Cleary's old friend, Felix, is a true hedonist, and is at first easily manipulated into thinking the plot is his own idea, but as things progress, he makes the plan overly complicated and shares too much information with people who can't be trusted.  When it comes time to put the plan in action, it's a disaster almost from the beginning.

There's a lot more going on in this book than just the assassination plot, however.  We get a good look at everyday life in the final days of the Tsar's rule, and get to know a few of the Bolsheviks who are pushing for systemic change.  We also get a good look at the extent to which the royal family is out of touch with daily reality, as the cold winter and famine take their toll on the peasant class.

Cleary is an interesting character.  He has no desire to kill Rasputin, but is also terrified of being returned to the front lines of the Great War.  He has entered into a relationship with a revolutionary, but is also comfortable drinking away the night at a gypsy encampment with his old friend, who is wearing a dress.  I like the way Gelatt builds up Cleary's character.

It is interesting to wonder if England really was so instrumental in Rasputin's death, as that raises a whole bunch of questions about their complicity in the entire Russian Revolution.  I don't know anything about that.
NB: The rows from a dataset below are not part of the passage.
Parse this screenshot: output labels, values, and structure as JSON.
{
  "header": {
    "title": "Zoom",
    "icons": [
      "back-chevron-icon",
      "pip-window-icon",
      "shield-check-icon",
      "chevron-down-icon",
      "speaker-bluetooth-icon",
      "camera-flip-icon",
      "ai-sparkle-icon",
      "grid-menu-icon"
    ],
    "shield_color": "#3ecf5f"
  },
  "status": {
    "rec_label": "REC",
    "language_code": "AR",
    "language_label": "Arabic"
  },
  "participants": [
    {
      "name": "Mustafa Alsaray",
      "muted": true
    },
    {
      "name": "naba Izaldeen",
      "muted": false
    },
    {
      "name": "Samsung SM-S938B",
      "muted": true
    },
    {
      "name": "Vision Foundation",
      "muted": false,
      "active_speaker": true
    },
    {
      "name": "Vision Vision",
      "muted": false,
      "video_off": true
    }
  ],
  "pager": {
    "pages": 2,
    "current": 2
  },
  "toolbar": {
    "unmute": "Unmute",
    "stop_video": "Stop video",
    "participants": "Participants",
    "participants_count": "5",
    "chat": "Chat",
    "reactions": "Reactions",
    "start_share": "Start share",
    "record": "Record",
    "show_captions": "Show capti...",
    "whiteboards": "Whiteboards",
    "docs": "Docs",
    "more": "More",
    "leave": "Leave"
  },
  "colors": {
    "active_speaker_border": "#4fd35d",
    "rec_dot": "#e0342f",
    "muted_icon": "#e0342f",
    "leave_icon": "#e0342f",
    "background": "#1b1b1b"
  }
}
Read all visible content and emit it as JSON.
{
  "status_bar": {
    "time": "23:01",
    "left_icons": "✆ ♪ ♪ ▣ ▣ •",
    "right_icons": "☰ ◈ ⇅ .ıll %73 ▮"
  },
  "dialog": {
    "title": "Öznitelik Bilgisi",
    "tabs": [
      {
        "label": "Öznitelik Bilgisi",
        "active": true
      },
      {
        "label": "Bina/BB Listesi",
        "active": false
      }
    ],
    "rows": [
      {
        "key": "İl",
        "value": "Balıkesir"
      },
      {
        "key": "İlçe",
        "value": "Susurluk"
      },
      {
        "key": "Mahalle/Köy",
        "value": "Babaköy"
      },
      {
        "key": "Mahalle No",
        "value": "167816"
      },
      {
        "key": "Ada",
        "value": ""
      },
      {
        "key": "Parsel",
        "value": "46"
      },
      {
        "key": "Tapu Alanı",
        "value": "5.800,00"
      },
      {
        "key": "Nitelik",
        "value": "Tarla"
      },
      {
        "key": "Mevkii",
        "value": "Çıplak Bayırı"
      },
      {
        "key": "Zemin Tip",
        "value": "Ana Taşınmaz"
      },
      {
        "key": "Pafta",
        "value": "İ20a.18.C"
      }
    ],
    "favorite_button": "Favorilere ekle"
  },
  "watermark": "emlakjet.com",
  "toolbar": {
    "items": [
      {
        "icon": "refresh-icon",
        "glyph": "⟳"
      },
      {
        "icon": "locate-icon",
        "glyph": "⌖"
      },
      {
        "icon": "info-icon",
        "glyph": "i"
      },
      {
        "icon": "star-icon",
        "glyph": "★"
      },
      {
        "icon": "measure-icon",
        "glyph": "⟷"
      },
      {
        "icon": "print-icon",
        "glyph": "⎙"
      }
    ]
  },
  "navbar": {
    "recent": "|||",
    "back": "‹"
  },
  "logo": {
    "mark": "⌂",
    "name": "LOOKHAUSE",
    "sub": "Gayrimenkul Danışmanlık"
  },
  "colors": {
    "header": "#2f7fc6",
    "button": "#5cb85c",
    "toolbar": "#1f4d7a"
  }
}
Tyler Crook's work here is fantastic.  I believe this is his first major published work, and it shows a lot of the skill that he took to books like BPRD since then.  His facial expressions are clear, and he makes great use of the monochromatic orange he has chosen for the story.

This book has made me interested in learning a little more about Rasputin's death.  The figure, as he is portrayed here, has no resemblance to the Starets we got to know in Alex Grecian and Riley Rossmo's recent Rasputin series (which was excellent in its own rights).  This is the kind of well-researched historical fiction that I've always really enjoyed.  I hope we get to read more from Gelatt soon...